Marling does a good job of telling the story. The account is occasionally marred by some small factual errors (Linus Pauling did not discover vitamin C, “Civil Disobedience” was not a chapter of Walden) and he occasionally lapses into obscurant academic jargon including the obligatory quotation of Michel Foucault. But these are minor problems and overall I highly recommend this book.

Thursday, June 9, 2022

The Unselfish Mind (part 6)

 Our humanness is then tied up with our sociality. To understand how our mind evolved we need to understand human social cooperation. Indeed, standard evolutionary models do not seem to predict the high degree of altruism we observe in people. No explanation of human cooperation is possible without an appreciation of human culture and psychology. To understand our sociality we must comprehend how cultural change has shaped the mind.

Now, if the Vygostskian view is correct, then we can expect that people living a premodern life would think about the world in a radically different way than modern people. The dramatic transformations that took place in Soviet Uzbekistan during the 1930s, where illiterate people living a traditional life style, resided in proximity to people receiving modern education and taking employment in schools, factories or on collective farms, provided an opportunity to test this proposition. 

The people Luria interviewed included illiterate villagers “not involved in any modern social activities,” as well as people who had “access to a technological culture and mastery of mechanisms such as literacy and other new forms of knowledge.” 

Luria’s research consisted of lengthy interviews where he presented “specially developed tests that the subjects found meaningful and open to several solutions, each indicating some aspect of cognitive activity.”  Luria was particularly skilled at neuropsychological diagnosis. A number of tests he developed are still used by physicians today. 

In this case, the tests Luria used consisted of deductive reasoning problems where “the solution could be either graphic-functional and situational, or abstract and categorical.”  He borrowed this functional-situational versus categorical-abstract distinction from the work of psychiatrist Kurt Goldstein. 

Goldstein described these two orientations as concrete and abstract and wrote “in the concrete attitude we are given over passively and bound to the immediate experience of unique objects or situations.”  In the abstract orientation, he claimed that “we transcend the immediate given specific aspect of sense impressions, we detach ourselves from the latter and consider the situation from a conceptual point of view.” 

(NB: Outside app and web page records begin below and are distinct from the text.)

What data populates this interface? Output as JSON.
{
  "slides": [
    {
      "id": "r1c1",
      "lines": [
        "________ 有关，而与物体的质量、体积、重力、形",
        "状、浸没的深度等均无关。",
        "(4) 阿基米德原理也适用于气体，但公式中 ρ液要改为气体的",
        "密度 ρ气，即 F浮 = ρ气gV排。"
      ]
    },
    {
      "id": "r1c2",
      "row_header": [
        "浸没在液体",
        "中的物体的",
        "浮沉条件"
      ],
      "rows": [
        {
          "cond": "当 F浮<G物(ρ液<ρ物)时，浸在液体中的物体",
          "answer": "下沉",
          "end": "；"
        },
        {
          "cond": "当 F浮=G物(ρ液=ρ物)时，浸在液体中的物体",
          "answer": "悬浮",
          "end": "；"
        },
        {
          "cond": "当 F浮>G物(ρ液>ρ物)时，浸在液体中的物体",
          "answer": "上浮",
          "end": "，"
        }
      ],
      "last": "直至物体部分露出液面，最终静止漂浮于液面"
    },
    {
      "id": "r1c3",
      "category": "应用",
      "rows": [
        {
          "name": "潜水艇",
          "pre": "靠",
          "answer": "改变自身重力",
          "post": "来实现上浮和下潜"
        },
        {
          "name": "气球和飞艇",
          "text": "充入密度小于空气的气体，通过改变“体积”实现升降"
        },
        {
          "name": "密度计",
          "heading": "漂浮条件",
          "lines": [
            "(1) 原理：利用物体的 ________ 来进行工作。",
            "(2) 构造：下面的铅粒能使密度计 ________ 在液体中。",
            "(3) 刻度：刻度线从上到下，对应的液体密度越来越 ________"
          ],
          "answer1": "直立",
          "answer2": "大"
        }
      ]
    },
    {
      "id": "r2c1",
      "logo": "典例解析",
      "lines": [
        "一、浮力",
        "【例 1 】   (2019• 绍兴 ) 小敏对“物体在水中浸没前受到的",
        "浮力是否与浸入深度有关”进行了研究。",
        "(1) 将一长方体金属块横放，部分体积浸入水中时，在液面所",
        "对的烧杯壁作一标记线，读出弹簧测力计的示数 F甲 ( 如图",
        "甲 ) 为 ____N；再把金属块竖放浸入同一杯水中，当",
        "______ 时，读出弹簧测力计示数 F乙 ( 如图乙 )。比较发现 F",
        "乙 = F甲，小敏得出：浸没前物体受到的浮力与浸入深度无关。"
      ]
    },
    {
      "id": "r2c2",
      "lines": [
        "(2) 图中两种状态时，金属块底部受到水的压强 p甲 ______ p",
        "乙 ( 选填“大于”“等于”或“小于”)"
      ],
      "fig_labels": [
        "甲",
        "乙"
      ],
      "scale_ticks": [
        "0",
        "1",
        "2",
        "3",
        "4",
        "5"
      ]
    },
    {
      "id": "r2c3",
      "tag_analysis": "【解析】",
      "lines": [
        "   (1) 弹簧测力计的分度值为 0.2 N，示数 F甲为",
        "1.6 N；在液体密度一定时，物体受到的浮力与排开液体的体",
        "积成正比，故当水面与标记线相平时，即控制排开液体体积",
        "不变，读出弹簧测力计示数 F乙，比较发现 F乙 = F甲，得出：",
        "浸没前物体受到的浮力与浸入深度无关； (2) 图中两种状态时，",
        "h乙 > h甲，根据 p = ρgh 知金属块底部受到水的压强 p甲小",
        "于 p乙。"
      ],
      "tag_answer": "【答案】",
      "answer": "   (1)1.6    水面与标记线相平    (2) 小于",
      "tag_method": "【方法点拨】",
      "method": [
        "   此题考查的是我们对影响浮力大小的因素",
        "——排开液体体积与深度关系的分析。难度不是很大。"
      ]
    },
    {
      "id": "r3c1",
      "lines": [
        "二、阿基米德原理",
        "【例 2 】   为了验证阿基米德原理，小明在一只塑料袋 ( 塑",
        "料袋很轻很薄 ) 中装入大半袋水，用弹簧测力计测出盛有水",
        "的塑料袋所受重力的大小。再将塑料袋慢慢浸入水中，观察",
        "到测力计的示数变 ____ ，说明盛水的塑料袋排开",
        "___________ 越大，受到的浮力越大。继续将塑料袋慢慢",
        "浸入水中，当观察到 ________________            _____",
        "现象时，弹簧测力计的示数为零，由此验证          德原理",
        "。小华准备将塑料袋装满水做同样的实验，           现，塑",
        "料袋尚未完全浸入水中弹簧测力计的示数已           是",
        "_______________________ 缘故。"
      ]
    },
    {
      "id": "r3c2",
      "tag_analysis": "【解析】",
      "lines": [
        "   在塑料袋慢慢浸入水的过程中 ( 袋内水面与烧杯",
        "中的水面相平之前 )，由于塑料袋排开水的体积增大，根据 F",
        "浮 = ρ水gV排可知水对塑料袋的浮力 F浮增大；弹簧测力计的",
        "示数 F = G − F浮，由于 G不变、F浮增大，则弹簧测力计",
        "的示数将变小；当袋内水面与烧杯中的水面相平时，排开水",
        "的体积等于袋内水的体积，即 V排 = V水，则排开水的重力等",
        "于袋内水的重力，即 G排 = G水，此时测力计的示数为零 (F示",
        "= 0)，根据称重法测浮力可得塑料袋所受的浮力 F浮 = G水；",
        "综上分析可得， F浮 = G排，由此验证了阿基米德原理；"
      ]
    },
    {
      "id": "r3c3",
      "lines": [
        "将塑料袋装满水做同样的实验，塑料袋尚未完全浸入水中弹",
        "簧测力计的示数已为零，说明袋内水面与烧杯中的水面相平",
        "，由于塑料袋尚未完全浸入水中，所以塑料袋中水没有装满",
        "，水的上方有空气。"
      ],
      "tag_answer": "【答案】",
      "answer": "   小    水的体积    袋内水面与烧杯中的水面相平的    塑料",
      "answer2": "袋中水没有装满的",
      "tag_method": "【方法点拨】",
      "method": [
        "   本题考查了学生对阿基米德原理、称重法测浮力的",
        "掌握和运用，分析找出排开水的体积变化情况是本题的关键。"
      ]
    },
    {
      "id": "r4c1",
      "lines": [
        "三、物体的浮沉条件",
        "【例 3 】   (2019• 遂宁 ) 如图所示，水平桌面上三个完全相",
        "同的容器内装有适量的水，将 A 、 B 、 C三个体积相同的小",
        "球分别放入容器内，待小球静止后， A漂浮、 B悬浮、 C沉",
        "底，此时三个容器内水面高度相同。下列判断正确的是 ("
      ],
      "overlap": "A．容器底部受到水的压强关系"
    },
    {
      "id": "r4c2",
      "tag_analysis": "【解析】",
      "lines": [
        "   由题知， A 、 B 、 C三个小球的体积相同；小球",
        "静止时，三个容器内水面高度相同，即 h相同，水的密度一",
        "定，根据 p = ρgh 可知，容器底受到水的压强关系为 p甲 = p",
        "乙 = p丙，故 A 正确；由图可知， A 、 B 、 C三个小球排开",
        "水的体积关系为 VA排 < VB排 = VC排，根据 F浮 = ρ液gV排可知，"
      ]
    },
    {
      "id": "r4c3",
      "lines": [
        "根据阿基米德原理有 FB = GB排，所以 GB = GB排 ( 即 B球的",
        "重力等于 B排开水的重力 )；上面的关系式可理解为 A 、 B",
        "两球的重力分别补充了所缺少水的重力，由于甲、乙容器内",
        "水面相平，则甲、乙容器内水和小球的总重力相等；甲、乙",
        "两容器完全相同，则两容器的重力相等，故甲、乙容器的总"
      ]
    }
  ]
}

In a typical interview Luria would ask participants to classify and name geometric figures such as circles, triangles, and squares. Only the most educated, students in the teacher training program, identified the figures with their geometric names. Indeed when, given an incomplete figure they would say it was “something like a circle,” or “something like a triangle.” 

In contrast individuals with less formal education tended to describe the shapes with names of everyday objects. For example, they would describe a circle as a plate, a bucket, or the moon. A square might be called a door, a house, or an apricot drying board. When shown an incomplete circle, Luria would receive responses such as a bracelet or an earring. For Luria, such response confirmed his view “that the perception of geometrical shapes varies from one culture to another,” 

Prior to Luria’s work, most psychologists assumed that basic syllogistic reasoning is a universal feature of the human mind. But when Luria asked unschooled and illiterate peasants to reason syllogistically, he received surprising responses. 

For example, when presented with this problem:

“In the far north, where there is snow, all bears are white. Novaya Zemlya is in the far north. What color are the bears there?” 

Luria found that “as a rule, many refused to accept the major premise, declaring, ‘I’ve never been in the north and never seen bears.’”  The interviews revealed that while people could reason well about their direct experience, they were unable to abstract the process to events and objects outside of the particularities of their lives. 

From these observations, Luria concluded “the facts show convincingly that the structure of cognitive activity does not remain static during different stages of historical development.”